At the song’s conclusion, Bunnell, Beckley, and the rest of the band — Ryland Steen on drums; Rich Campbell on bass; and Andy Barr on guitars, banjo, and keyboards — are greeted with excited applause from the crowd.
The group then launches into their 1982 Top 10 hit, “You Can Do Magic.” As Gerry Beckley croons, “You can do magic/You can have anything that you desire/Magic/And you know you’re the one who can put out the fire,” his voice sounds as clear and strong as it did in the 1970s.
An outstanding part of the evening is the group’s performance of their 1972 Top 10 hit, “Ventura Highway,” which begins with their signature hammer-on guitar introduction.
As the audience takes in the group’s stellar rhythmic acoustic sound and tight vocal harmonies, they view various sights on the big screen including surfers, old cars, and dancers on the beach. The performance receives a well-deserved standing ovation!
Another highlight of the evening is the band’s performance of their 1974 number, “Hollywood.” Expertly accompanied by his stage mates, the tune features a soaring electric guitar solo by Andy Barr.
As Barr and the band jam, the crowd views an assortment of iconic Tinseltown clips of Lucy and Ricky, Marilyn Monroe, Humphrey Bogart, Charlie Chaplan, and Mickey Mouse, to name a few.

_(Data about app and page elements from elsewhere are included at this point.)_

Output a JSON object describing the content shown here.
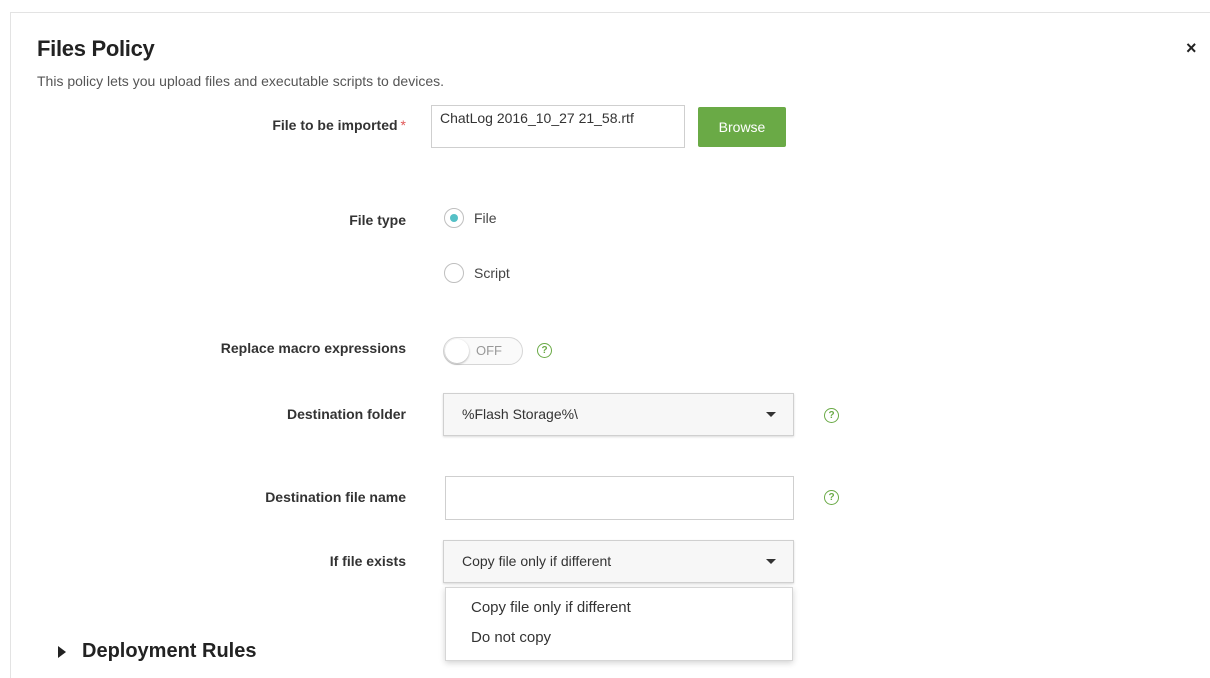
{
  "dialog": {
    "title": "Files Policy",
    "subtitle": "This policy lets you upload files and executable scripts to devices.",
    "close_icon": "×"
  },
  "file_import": {
    "label": "File to be imported",
    "required_mark": "*",
    "value": "ChatLog 2016_10_27 21_58.rtf",
    "browse_label": "Browse"
  },
  "file_type": {
    "label": "File type",
    "options": [
      "File",
      "Script"
    ],
    "selected": "File"
  },
  "replace_macro": {
    "label": "Replace macro expressions",
    "toggle_text": "OFF",
    "help_icon": "?"
  },
  "destination_folder": {
    "label": "Destination folder",
    "value": "%Flash Storage%\\",
    "help_icon": "?"
  },
  "destination_file_name": {
    "label": "Destination file name",
    "value": "",
    "help_icon": "?"
  },
  "if_file_exists": {
    "label": "If file exists",
    "value": "Copy file only if different",
    "options": [
      "Copy file only if different",
      "Do not copy"
    ]
  },
  "deployment_rules": {
    "label": "Deployment Rules"
  },
  "colors": {
    "accent_green": "#6aaa46",
    "radio_selected": "#55c0c6",
    "required_red": "#e05555"
  }
}
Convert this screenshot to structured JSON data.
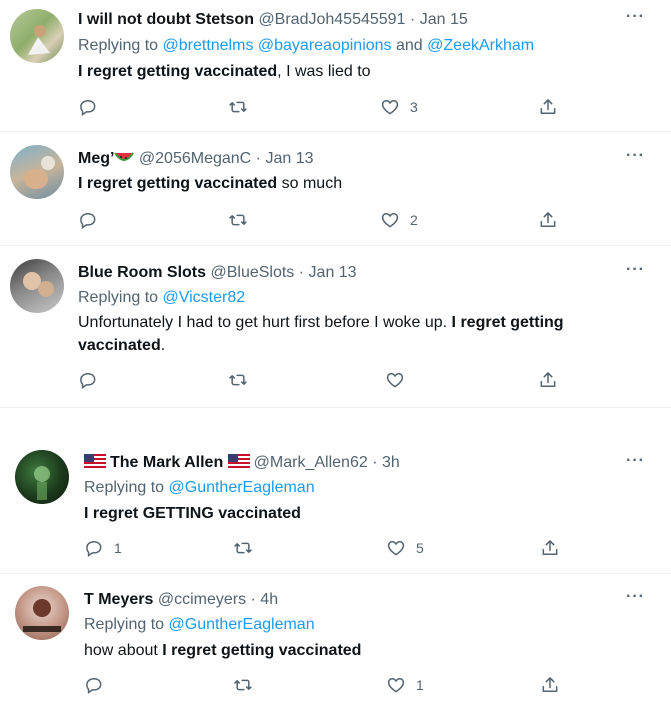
{
  "tweets": [
    {
      "name": "I will not doubt Stetson",
      "handle": "@BradJoh45545591",
      "date": "· Jan 15",
      "replying_prefix": "Replying to",
      "replying_to": "@brettnelms @bayareaopinions",
      "replying_and": "and",
      "replying_to_2": "@ZeekArkham",
      "text_bold": "I regret getting vaccinated",
      "text_rest": ", I was lied to",
      "replies": "",
      "likes": "3",
      "more": "···"
    },
    {
      "name": "Meg’",
      "handle": "@2056MeganC",
      "date": "· Jan 13",
      "text_bold": "I regret getting vaccinated",
      "text_rest": " so much",
      "replies": "",
      "likes": "2",
      "more": "···"
    },
    {
      "name": "Blue Room Slots",
      "handle": "@BlueSlots",
      "date": "· Jan 13",
      "replying_prefix": "Replying to",
      "replying_to": "@Vicster82",
      "text_pre": "Unfortunately I had to get hurt first before I woke up. ",
      "text_bold": "I regret getting vaccinated",
      "text_rest": ".",
      "replies": "",
      "likes": "",
      "more": "···"
    },
    {
      "name": "The Mark Allen",
      "handle": "@Mark_Allen62",
      "date": "· 3h",
      "replying_prefix": "Replying to",
      "replying_to": "@GuntherEagleman",
      "text_bold": "I regret GETTING vaccinated",
      "replies": "1",
      "likes": "5",
      "more": "···"
    },
    {
      "name": "T Meyers",
      "handle": "@ccimeyers",
      "date": "· 4h",
      "replying_prefix": "Replying to",
      "replying_to": "@GuntherEagleman",
      "text_pre": "how about ",
      "text_bold": "I regret getting vaccinated",
      "replies": "",
      "likes": "1",
      "more": "···"
    }
  ],
  "icons": {
    "reply": "reply-icon",
    "retweet": "retweet-icon",
    "like": "heart-icon",
    "share": "share-icon",
    "more": "more-icon"
  },
  "colors": {
    "link": "#1d9bf0",
    "secondary": "#536471",
    "text": "#0f1419"
  }
}
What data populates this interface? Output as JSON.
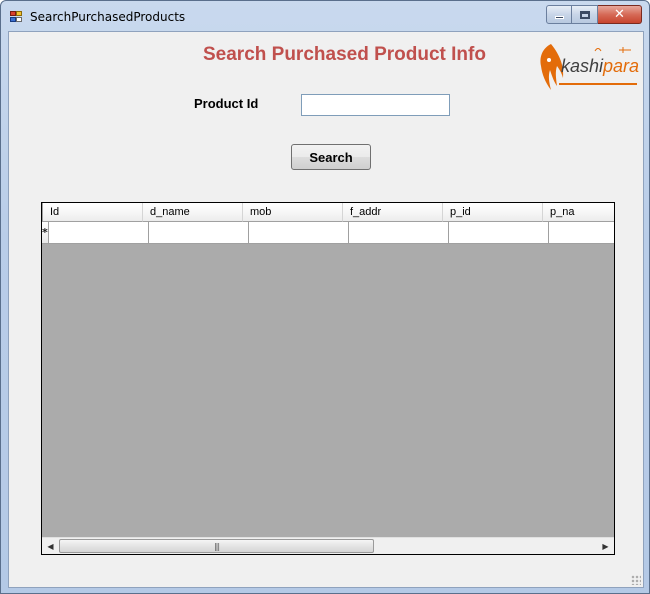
{
  "window": {
    "title": "SearchPurchasedProducts",
    "minimize_icon": "minimize-icon",
    "maximize_icon": "maximize-icon",
    "close_icon": "close-icon"
  },
  "form": {
    "heading": "Search Purchased Product Info",
    "product_id_label": "Product Id",
    "product_id_value": "",
    "search_button_label": "Search"
  },
  "logo": {
    "text_part1": "kashi",
    "text_part2": "para"
  },
  "grid": {
    "columns": [
      "Id",
      "d_name",
      "mob",
      "f_addr",
      "p_id",
      "p_na"
    ],
    "new_row_marker": "*",
    "scroll_thumb_glyph": "|||"
  },
  "colors": {
    "heading": "#c0504d",
    "logo_accent": "#e36c0a",
    "grid_background": "#ababab"
  }
}
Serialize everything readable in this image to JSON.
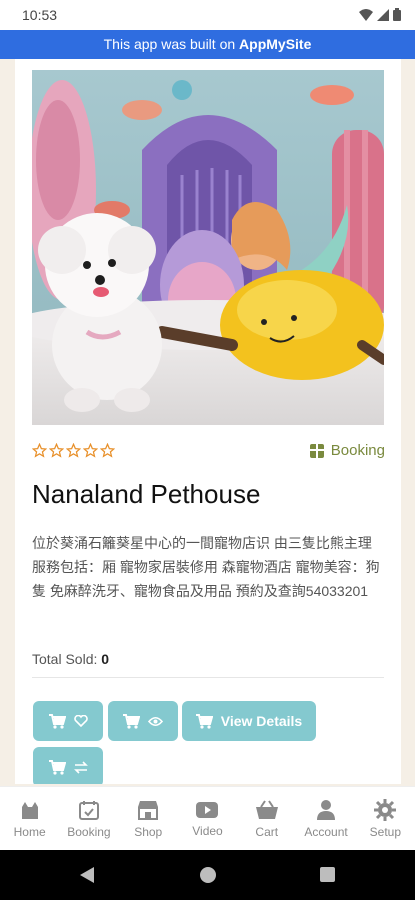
{
  "status": {
    "time": "10:53"
  },
  "banner": {
    "prefix": "This app was built on ",
    "brand": "AppMySite"
  },
  "product": {
    "rating_stars": 5,
    "booking_label": "Booking",
    "title": "Nanaland Pethouse",
    "description": "位於葵涌石籬葵星中心的一間寵物店识 由三隻比熊主理 服務包括：厢 寵物家居裝修用 森寵物酒店 寵物美容：狗隻 免麻醉洗牙、寵物食品及用品 預約及查詢54033201",
    "total_sold_label": "Total Sold:",
    "total_sold_value": "0"
  },
  "actions": {
    "view_details_label": "View Details"
  },
  "nav": {
    "items": [
      {
        "label": "Home",
        "icon": "cat-icon"
      },
      {
        "label": "Booking",
        "icon": "calendar-check-icon"
      },
      {
        "label": "Shop",
        "icon": "store-icon"
      },
      {
        "label": "Video",
        "icon": "video-icon"
      },
      {
        "label": "Cart",
        "icon": "basket-icon"
      },
      {
        "label": "Account",
        "icon": "user-icon"
      },
      {
        "label": "Setup",
        "icon": "gear-icon"
      }
    ]
  },
  "colors": {
    "banner": "#2f6de0",
    "action_buttons": "#84c9cf",
    "star_outline": "#e8902a",
    "booking_tag": "#7a8a3e"
  }
}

The group finishes with a rhythmic and dynamic version of their 1975 hit, “Sister Golden Hair,” which leaves the audience singing, dancing on their feet, and wanting more!
Although the musicians depart the stage, they do not disappoint. They return to perform their 1972 #1 hit, “A Horse with No Name,” their most successful single. The crowd remains on its feet, clapping and cheering for their beloved band!
Following the show, we take a moment to catch up with some of the concert attendees as they cheerfully make their way out of the BergenPAC auditorium.
First, we catch up with Bob and Patti — the couple we spoke with before the show — where Bob announces, “America was awesome! Their shows are always great!”
Richard from Edison reveals, “This is my fifth time hearing America live. They are a great band, and their music brings back so many special memories from my childhood.”
Lastly, we chat with Nancy from Union who discloses that, although her parents couldn’t join her for this evening’s performance, she attributes her love for the band to them, explaining, “The music of America was always a staple growing up in our home. Their songs are the soundtrack of my life.”
To learn more about America, please go to venturahighway.com. For further information about Larry Stevens, please click on larrystevensband.com. To find out more about future concerts at Bergen PAC — including Todd Rundgren on April 20 and Kansas on April 26 — please go to bergenpac.org.